** Task statement **
Report how many lines below contain the word "legend". Give only the number.

>>>

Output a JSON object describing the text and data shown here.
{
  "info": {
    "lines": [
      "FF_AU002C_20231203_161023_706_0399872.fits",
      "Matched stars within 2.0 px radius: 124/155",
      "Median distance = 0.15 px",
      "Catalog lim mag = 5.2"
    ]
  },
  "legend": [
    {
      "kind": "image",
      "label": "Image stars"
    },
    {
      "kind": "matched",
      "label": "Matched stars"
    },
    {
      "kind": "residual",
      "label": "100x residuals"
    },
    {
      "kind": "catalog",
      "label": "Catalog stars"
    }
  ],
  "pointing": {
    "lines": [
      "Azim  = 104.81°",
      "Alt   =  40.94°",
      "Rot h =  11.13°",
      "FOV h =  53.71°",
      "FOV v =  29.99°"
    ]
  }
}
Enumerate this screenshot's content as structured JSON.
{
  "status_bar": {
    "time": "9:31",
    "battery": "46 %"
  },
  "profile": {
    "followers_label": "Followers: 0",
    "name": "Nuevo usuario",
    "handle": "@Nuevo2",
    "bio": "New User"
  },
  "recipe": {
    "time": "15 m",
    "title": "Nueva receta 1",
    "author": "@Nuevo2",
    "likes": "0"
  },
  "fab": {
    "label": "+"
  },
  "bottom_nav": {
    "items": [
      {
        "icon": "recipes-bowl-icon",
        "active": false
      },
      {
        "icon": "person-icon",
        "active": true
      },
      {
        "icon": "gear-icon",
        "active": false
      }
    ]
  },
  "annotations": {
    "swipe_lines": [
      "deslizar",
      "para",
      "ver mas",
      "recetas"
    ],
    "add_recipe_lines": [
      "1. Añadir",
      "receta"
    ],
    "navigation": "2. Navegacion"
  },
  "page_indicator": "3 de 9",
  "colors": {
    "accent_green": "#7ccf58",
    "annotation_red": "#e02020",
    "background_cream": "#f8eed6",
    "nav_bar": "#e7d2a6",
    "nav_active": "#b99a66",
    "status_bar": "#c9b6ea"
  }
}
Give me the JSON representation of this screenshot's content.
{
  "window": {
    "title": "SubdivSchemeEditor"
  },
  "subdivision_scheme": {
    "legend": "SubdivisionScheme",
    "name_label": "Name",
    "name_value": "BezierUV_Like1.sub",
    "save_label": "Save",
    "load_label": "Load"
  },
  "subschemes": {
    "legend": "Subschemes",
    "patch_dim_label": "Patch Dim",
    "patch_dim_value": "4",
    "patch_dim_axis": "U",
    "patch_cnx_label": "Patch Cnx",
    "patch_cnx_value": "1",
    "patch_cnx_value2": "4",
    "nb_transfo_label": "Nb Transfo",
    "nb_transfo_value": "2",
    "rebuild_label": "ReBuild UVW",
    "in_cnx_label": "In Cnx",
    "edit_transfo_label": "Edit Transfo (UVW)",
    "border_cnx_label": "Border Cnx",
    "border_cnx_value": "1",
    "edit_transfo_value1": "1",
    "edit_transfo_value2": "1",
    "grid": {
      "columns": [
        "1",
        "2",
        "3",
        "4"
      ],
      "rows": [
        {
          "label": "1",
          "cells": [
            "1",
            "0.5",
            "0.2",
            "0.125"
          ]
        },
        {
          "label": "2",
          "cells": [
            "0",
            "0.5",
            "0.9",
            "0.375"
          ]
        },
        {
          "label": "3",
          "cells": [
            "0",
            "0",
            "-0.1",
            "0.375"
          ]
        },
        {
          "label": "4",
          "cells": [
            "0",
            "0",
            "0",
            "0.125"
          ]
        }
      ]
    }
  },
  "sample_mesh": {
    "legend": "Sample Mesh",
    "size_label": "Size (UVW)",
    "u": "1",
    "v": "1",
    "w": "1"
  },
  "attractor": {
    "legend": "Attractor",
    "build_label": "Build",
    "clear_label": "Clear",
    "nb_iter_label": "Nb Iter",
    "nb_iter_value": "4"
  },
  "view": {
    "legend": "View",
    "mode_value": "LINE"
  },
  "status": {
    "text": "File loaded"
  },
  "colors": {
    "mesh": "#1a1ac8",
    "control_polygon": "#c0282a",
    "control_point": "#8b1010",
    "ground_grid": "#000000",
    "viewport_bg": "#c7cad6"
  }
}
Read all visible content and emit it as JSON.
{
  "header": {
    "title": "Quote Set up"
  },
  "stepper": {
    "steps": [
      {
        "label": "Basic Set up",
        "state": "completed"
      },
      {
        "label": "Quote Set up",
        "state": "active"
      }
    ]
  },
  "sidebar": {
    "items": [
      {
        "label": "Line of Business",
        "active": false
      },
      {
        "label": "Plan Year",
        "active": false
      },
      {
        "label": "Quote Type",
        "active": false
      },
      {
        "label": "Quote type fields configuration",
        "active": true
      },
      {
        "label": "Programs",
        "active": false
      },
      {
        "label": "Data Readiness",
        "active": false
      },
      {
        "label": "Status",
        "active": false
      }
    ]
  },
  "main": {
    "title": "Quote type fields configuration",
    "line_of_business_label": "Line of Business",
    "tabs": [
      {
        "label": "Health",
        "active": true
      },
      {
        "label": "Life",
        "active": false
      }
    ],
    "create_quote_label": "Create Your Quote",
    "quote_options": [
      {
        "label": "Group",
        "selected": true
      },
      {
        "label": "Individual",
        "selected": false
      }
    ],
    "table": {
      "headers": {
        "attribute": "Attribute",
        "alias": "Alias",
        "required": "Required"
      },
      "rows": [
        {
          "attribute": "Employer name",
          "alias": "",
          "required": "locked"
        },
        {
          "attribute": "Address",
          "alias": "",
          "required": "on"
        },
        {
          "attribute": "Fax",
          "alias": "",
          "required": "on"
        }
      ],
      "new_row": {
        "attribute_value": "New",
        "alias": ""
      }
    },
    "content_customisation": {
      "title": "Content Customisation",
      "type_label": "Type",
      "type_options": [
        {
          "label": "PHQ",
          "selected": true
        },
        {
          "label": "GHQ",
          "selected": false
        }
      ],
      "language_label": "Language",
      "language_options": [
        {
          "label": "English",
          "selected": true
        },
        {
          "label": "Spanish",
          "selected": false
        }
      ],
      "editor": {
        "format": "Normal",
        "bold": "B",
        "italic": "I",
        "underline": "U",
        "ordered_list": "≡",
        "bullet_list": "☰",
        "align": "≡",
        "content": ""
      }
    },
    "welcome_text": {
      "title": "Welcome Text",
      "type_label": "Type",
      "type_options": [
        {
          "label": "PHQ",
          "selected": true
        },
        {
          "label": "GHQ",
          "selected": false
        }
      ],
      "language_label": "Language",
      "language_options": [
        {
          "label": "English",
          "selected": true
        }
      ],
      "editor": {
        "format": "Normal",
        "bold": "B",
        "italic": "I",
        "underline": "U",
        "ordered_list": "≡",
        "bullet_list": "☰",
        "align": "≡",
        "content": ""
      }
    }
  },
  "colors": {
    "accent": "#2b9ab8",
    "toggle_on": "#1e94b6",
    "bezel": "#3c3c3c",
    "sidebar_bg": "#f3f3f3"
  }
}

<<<

** Reply to the exercise **
6